__THE DATA__
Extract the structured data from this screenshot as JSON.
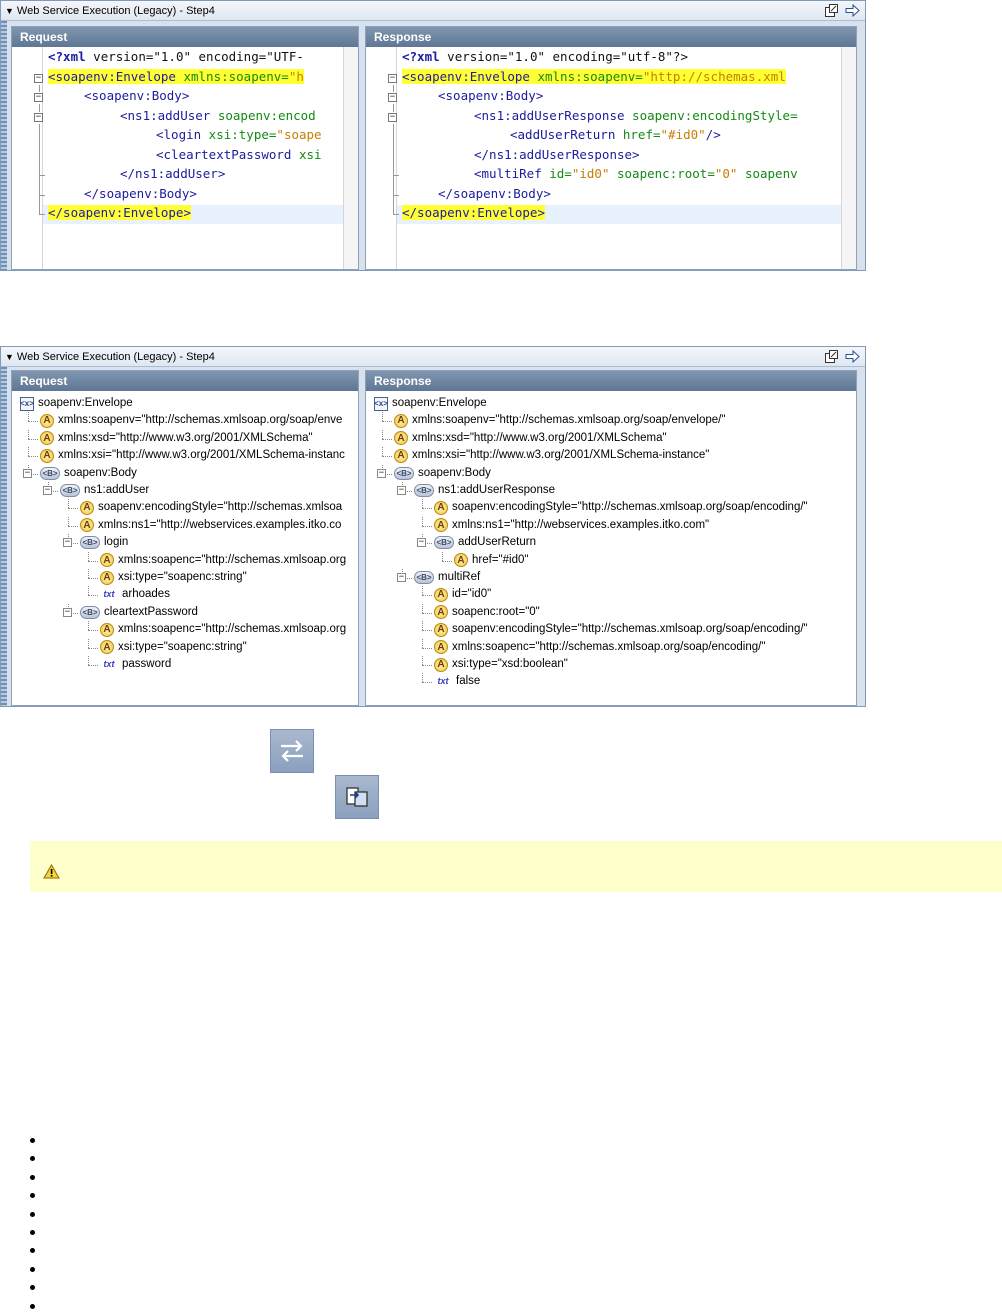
{
  "panel1": {
    "title": "Web Service Execution (Legacy) - Step4",
    "request": {
      "header": "Request",
      "lines": [
        {
          "t1": "<?xml",
          "t2": " version=\"1.0\" encoding=\"UTF-"
        },
        {
          "t1": "<soapenv:Envelope",
          "t2": " xmlns:soapenv=",
          "t3": "\"h"
        },
        {
          "t1": "<soapenv:Body>"
        },
        {
          "t1": "<ns1:addUser",
          "t2": " soapenv:encod"
        },
        {
          "t1": "<login",
          "t2": " xsi:type=",
          "t3": "\"soape"
        },
        {
          "t1": "<cleartextPassword",
          "t2": " xsi"
        },
        {
          "t1": "</ns1:addUser>"
        },
        {
          "t1": "</soapenv:Body>"
        },
        {
          "t1": "</soapenv:Envelope>"
        }
      ]
    },
    "response": {
      "header": "Response",
      "lines": [
        {
          "t1": "<?xml",
          "t2": " version=\"1.0\" encoding=\"utf-8\"?>"
        },
        {
          "t1": "<soapenv:Envelope",
          "t2": " xmlns:soapenv=",
          "t3": "\"http://schemas.xml"
        },
        {
          "t1": "<soapenv:Body>"
        },
        {
          "t1": "<ns1:addUserResponse",
          "t2": " soapenv:encodingStyle="
        },
        {
          "t1": "<addUserReturn",
          "t2": " href=",
          "t3": "\"#id0\"",
          "t4": "/>"
        },
        {
          "t1": "</ns1:addUserResponse>"
        },
        {
          "t1": "<multiRef",
          "t2": " id=",
          "t3": "\"id0\"",
          "t4": " soapenc:root=",
          "t5": "\"0\"",
          "t6": " soapenv"
        },
        {
          "t1": "</soapenv:Body>"
        },
        {
          "t1": "</soapenv:Envelope>"
        }
      ]
    }
  },
  "panel2": {
    "title": "Web Service Execution (Legacy) - Step4",
    "request": {
      "header": "Request",
      "nodes": [
        {
          "type": "x",
          "label": "soapenv:Envelope"
        },
        {
          "type": "a",
          "label": "xmlns:soapenv=\"http://schemas.xmlsoap.org/soap/enve"
        },
        {
          "type": "a",
          "label": "xmlns:xsd=\"http://www.w3.org/2001/XMLSchema\""
        },
        {
          "type": "a",
          "label": "xmlns:xsi=\"http://www.w3.org/2001/XMLSchema-instanc"
        },
        {
          "type": "b",
          "label": "soapenv:Body"
        },
        {
          "type": "b",
          "label": "ns1:addUser"
        },
        {
          "type": "a",
          "label": "soapenv:encodingStyle=\"http://schemas.xmlsoa"
        },
        {
          "type": "a",
          "label": "xmlns:ns1=\"http://webservices.examples.itko.co"
        },
        {
          "type": "b",
          "label": "login"
        },
        {
          "type": "a",
          "label": "xmlns:soapenc=\"http://schemas.xmlsoap.org"
        },
        {
          "type": "a",
          "label": "xsi:type=\"soapenc:string\""
        },
        {
          "type": "t",
          "label": "arhoades"
        },
        {
          "type": "b",
          "label": "cleartextPassword"
        },
        {
          "type": "a",
          "label": "xmlns:soapenc=\"http://schemas.xmlsoap.org"
        },
        {
          "type": "a",
          "label": "xsi:type=\"soapenc:string\""
        },
        {
          "type": "t",
          "label": "password"
        }
      ]
    },
    "response": {
      "header": "Response",
      "nodes": [
        {
          "type": "x",
          "label": "soapenv:Envelope"
        },
        {
          "type": "a",
          "label": "xmlns:soapenv=\"http://schemas.xmlsoap.org/soap/envelope/\""
        },
        {
          "type": "a",
          "label": "xmlns:xsd=\"http://www.w3.org/2001/XMLSchema\""
        },
        {
          "type": "a",
          "label": "xmlns:xsi=\"http://www.w3.org/2001/XMLSchema-instance\""
        },
        {
          "type": "b",
          "label": "soapenv:Body"
        },
        {
          "type": "b",
          "label": "ns1:addUserResponse"
        },
        {
          "type": "a",
          "label": "soapenv:encodingStyle=\"http://schemas.xmlsoap.org/soap/encoding/\""
        },
        {
          "type": "a",
          "label": "xmlns:ns1=\"http://webservices.examples.itko.com\""
        },
        {
          "type": "b",
          "label": "addUserReturn"
        },
        {
          "type": "a",
          "label": "href=\"#id0\""
        },
        {
          "type": "b",
          "label": "multiRef"
        },
        {
          "type": "a",
          "label": "id=\"id0\""
        },
        {
          "type": "a",
          "label": "soapenc:root=\"0\""
        },
        {
          "type": "a",
          "label": "soapenv:encodingStyle=\"http://schemas.xmlsoap.org/soap/encoding/\""
        },
        {
          "type": "a",
          "label": "xmlns:soapenc=\"http://schemas.xmlsoap.org/soap/encoding/\""
        },
        {
          "type": "a",
          "label": "xsi:type=\"xsd:boolean\""
        },
        {
          "type": "t",
          "label": "false"
        }
      ]
    }
  },
  "icons": {
    "swap": "swap-arrows-icon",
    "compare": "compare-window-icon",
    "warning": "warning-triangle-icon",
    "detach": "detach-window-icon",
    "navigate": "arrow-right-icon"
  },
  "bullet_count": 10
}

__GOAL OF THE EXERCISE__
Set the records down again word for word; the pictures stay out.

__EXPECTED ANSWER__
Extract the structured data from this screenshot as JSON.
{
  "panel1": {
    "title": "Web Service Execution (Legacy) - Step4",
    "request": {
      "header": "Request",
      "lines": [
        {
          "t1": "<?xml",
          "t2": " version=\"1.0\" encoding=\"UTF-"
        },
        {
          "t1": "<soapenv:Envelope",
          "t2": " xmlns:soapenv=",
          "t3": "\"h"
        },
        {
          "t1": "<soapenv:Body>"
        },
        {
          "t1": "<ns1:addUser",
          "t2": " soapenv:encod"
        },
        {
          "t1": "<login",
          "t2": " xsi:type=",
          "t3": "\"soape"
        },
        {
          "t1": "<cleartextPassword",
          "t2": " xsi"
        },
        {
          "t1": "</ns1:addUser>"
        },
        {
          "t1": "</soapenv:Body>"
        },
        {
          "t1": "</soapenv:Envelope>"
        }
      ]
    },
    "response": {
      "header": "Response",
      "lines": [
        {
          "t1": "<?xml",
          "t2": " version=\"1.0\" encoding=\"utf-8\"?>"
        },
        {
          "t1": "<soapenv:Envelope",
          "t2": " xmlns:soapenv=",
          "t3": "\"http://schemas.xml"
        },
        {
          "t1": "<soapenv:Body>"
        },
        {
          "t1": "<ns1:addUserResponse",
          "t2": " soapenv:encodingStyle="
        },
        {
          "t1": "<addUserReturn",
          "t2": " href=",
          "t3": "\"#id0\"",
          "t4": "/>"
        },
        {
          "t1": "</ns1:addUserResponse>"
        },
        {
          "t1": "<multiRef",
          "t2": " id=",
          "t3": "\"id0\"",
          "t4": " soapenc:root=",
          "t5": "\"0\"",
          "t6": " soapenv"
        },
        {
          "t1": "</soapenv:Body>"
        },
        {
          "t1": "</soapenv:Envelope>"
        }
      ]
    }
  },
  "panel2": {
    "title": "Web Service Execution (Legacy) - Step4",
    "request": {
      "header": "Request",
      "nodes": [
        {
          "type": "x",
          "label": "soapenv:Envelope"
        },
        {
          "type": "a",
          "label": "xmlns:soapenv=\"http://schemas.xmlsoap.org/soap/enve"
        },
        {
          "type": "a",
          "label": "xmlns:xsd=\"http://www.w3.org/2001/XMLSchema\""
        },
        {
          "type": "a",
          "label": "xmlns:xsi=\"http://www.w3.org/2001/XMLSchema-instanc"
        },
        {
          "type": "b",
          "label": "soapenv:Body"
        },
        {
          "type": "b",
          "label": "ns1:addUser"
        },
        {
          "type": "a",
          "label": "soapenv:encodingStyle=\"http://schemas.xmlsoa"
        },
        {
          "type": "a",
          "label": "xmlns:ns1=\"http://webservices.examples.itko.co"
        },
        {
          "type": "b",
          "label": "login"
        },
        {
          "type": "a",
          "label": "xmlns:soapenc=\"http://schemas.xmlsoap.org"
        },
        {
          "type": "a",
          "label": "xsi:type=\"soapenc:string\""
        },
        {
          "type": "t",
          "label": "arhoades"
        },
        {
          "type": "b",
          "label": "cleartextPassword"
        },
        {
          "type": "a",
          "label": "xmlns:soapenc=\"http://schemas.xmlsoap.org"
        },
        {
          "type": "a",
          "label": "xsi:type=\"soapenc:string\""
        },
        {
          "type": "t",
          "label": "password"
        }
      ]
    },
    "response": {
      "header": "Response",
      "nodes": [
        {
          "type": "x",
          "label": "soapenv:Envelope"
        },
        {
          "type": "a",
          "label": "xmlns:soapenv=\"http://schemas.xmlsoap.org/soap/envelope/\""
        },
        {
          "type": "a",
          "label": "xmlns:xsd=\"http://www.w3.org/2001/XMLSchema\""
        },
        {
          "type": "a",
          "label": "xmlns:xsi=\"http://www.w3.org/2001/XMLSchema-instance\""
        },
        {
          "type": "b",
          "label": "soapenv:Body"
        },
        {
          "type": "b",
          "label": "ns1:addUserResponse"
        },
        {
          "type": "a",
          "label": "soapenv:encodingStyle=\"http://schemas.xmlsoap.org/soap/encoding/\""
        },
        {
          "type": "a",
          "label": "xmlns:ns1=\"http://webservices.examples.itko.com\""
        },
        {
          "type": "b",
          "label": "addUserReturn"
        },
        {
          "type": "a",
          "label": "href=\"#id0\""
        },
        {
          "type": "b",
          "label": "multiRef"
        },
        {
          "type": "a",
          "label": "id=\"id0\""
        },
        {
          "type": "a",
          "label": "soapenc:root=\"0\""
        },
        {
          "type": "a",
          "label": "soapenv:encodingStyle=\"http://schemas.xmlsoap.org/soap/encoding/\""
        },
        {
          "type": "a",
          "label": "xmlns:soapenc=\"http://schemas.xmlsoap.org/soap/encoding/\""
        },
        {
          "type": "a",
          "label": "xsi:type=\"xsd:boolean\""
        },
        {
          "type": "t",
          "label": "false"
        }
      ]
    }
  },
  "icons": {
    "swap": "swap-arrows-icon",
    "compare": "compare-window-icon",
    "warning": "warning-triangle-icon",
    "detach": "detach-window-icon",
    "navigate": "arrow-right-icon"
  },
  "bullet_count": 10
}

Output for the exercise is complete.